▶ _What you have to do_
Leave out any picture and return the remaining listing below exactly as given.
**** Provided entries ****
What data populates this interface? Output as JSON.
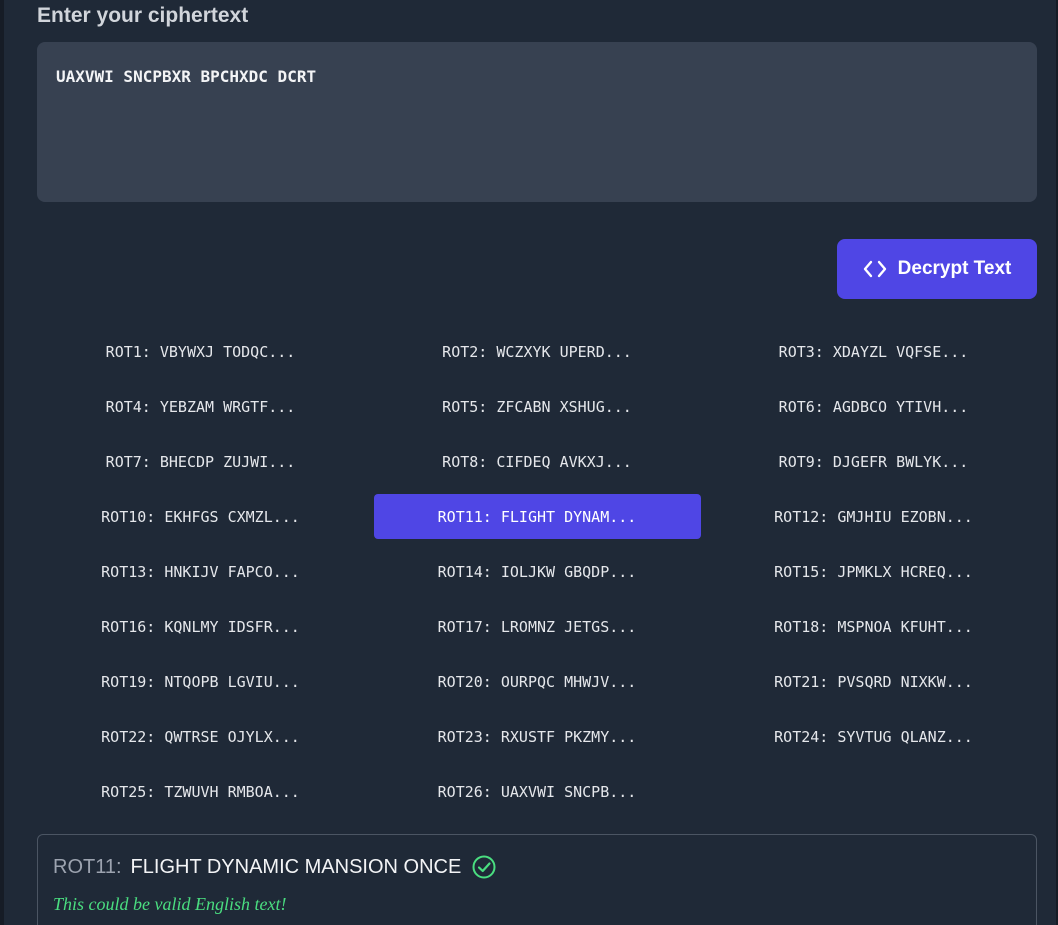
{
  "input_section": {
    "label": "Enter your ciphertext",
    "ciphertext": "UAXVWI SNCPBXR BPCHXDC DCRT"
  },
  "decrypt_button": {
    "icon": "code-brackets-icon",
    "label": "Decrypt Text"
  },
  "rotations": [
    {
      "label": "ROT1: VBYWXJ TODQC...",
      "active": false
    },
    {
      "label": "ROT2: WCZXYK UPERD...",
      "active": false
    },
    {
      "label": "ROT3: XDAYZL VQFSE...",
      "active": false
    },
    {
      "label": "ROT4: YEBZAM WRGTF...",
      "active": false
    },
    {
      "label": "ROT5: ZFCABN XSHUG...",
      "active": false
    },
    {
      "label": "ROT6: AGDBCO YTIVH...",
      "active": false
    },
    {
      "label": "ROT7: BHECDP ZUJWI...",
      "active": false
    },
    {
      "label": "ROT8: CIFDEQ AVKXJ...",
      "active": false
    },
    {
      "label": "ROT9: DJGEFR BWLYK...",
      "active": false
    },
    {
      "label": "ROT10: EKHFGS CXMZL...",
      "active": false
    },
    {
      "label": "ROT11: FLIGHT DYNAM...",
      "active": true
    },
    {
      "label": "ROT12: GMJHIU EZOBN...",
      "active": false
    },
    {
      "label": "ROT13: HNKIJV FAPCO...",
      "active": false
    },
    {
      "label": "ROT14: IOLJKW GBQDP...",
      "active": false
    },
    {
      "label": "ROT15: JPMKLX HCREQ...",
      "active": false
    },
    {
      "label": "ROT16: KQNLMY IDSFR...",
      "active": false
    },
    {
      "label": "ROT17: LROMNZ JETGS...",
      "active": false
    },
    {
      "label": "ROT18: MSPNOA KFUHT...",
      "active": false
    },
    {
      "label": "ROT19: NTQOPB LGVIU...",
      "active": false
    },
    {
      "label": "ROT20: OURPQC MHWJV...",
      "active": false
    },
    {
      "label": "ROT21: PVSQRD NIXKW...",
      "active": false
    },
    {
      "label": "ROT22: QWTRSE OJYLX...",
      "active": false
    },
    {
      "label": "ROT23: RXUSTF PKZMY...",
      "active": false
    },
    {
      "label": "ROT24: SYVTUG QLANZ...",
      "active": false
    },
    {
      "label": "ROT25: TZWUVH RMBOA...",
      "active": false
    },
    {
      "label": "ROT26: UAXVWI SNCPB...",
      "active": false
    }
  ],
  "result": {
    "rot_label": "ROT11:",
    "plaintext": "FLIGHT DYNAMIC MANSION ONCE",
    "status_icon": "check-circle-icon",
    "note": "This could be valid English text!"
  },
  "colors": {
    "background": "#1f2937",
    "input_background": "#374151",
    "accent": "#4f46e5",
    "success": "#4ade80"
  }
}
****
▶ _Exercise result_
What data populates this interface? Output as JSON.
{
  "input_section": {
    "label": "Enter your ciphertext",
    "ciphertext": "UAXVWI SNCPBXR BPCHXDC DCRT"
  },
  "decrypt_button": {
    "icon": "code-brackets-icon",
    "label": "Decrypt Text"
  },
  "rotations": [
    {
      "label": "ROT1: VBYWXJ TODQC...",
      "active": false
    },
    {
      "label": "ROT2: WCZXYK UPERD...",
      "active": false
    },
    {
      "label": "ROT3: XDAYZL VQFSE...",
      "active": false
    },
    {
      "label": "ROT4: YEBZAM WRGTF...",
      "active": false
    },
    {
      "label": "ROT5: ZFCABN XSHUG...",
      "active": false
    },
    {
      "label": "ROT6: AGDBCO YTIVH...",
      "active": false
    },
    {
      "label": "ROT7: BHECDP ZUJWI...",
      "active": false
    },
    {
      "label": "ROT8: CIFDEQ AVKXJ...",
      "active": false
    },
    {
      "label": "ROT9: DJGEFR BWLYK...",
      "active": false
    },
    {
      "label": "ROT10: EKHFGS CXMZL...",
      "active": false
    },
    {
      "label": "ROT11: FLIGHT DYNAM...",
      "active": true
    },
    {
      "label": "ROT12: GMJHIU EZOBN...",
      "active": false
    },
    {
      "label": "ROT13: HNKIJV FAPCO...",
      "active": false
    },
    {
      "label": "ROT14: IOLJKW GBQDP...",
      "active": false
    },
    {
      "label": "ROT15: JPMKLX HCREQ...",
      "active": false
    },
    {
      "label": "ROT16: KQNLMY IDSFR...",
      "active": false
    },
    {
      "label": "ROT17: LROMNZ JETGS...",
      "active": false
    },
    {
      "label": "ROT18: MSPNOA KFUHT...",
      "active": false
    },
    {
      "label": "ROT19: NTQOPB LGVIU...",
      "active": false
    },
    {
      "label": "ROT20: OURPQC MHWJV...",
      "active": false
    },
    {
      "label": "ROT21: PVSQRD NIXKW...",
      "active": false
    },
    {
      "label": "ROT22: QWTRSE OJYLX...",
      "active": false
    },
    {
      "label": "ROT23: RXUSTF PKZMY...",
      "active": false
    },
    {
      "label": "ROT24: SYVTUG QLANZ...",
      "active": false
    },
    {
      "label": "ROT25: TZWUVH RMBOA...",
      "active": false
    },
    {
      "label": "ROT26: UAXVWI SNCPB...",
      "active": false
    }
  ],
  "result": {
    "rot_label": "ROT11:",
    "plaintext": "FLIGHT DYNAMIC MANSION ONCE",
    "status_icon": "check-circle-icon",
    "note": "This could be valid English text!"
  },
  "colors": {
    "background": "#1f2937",
    "input_background": "#374151",
    "accent": "#4f46e5",
    "success": "#4ade80"
  }
}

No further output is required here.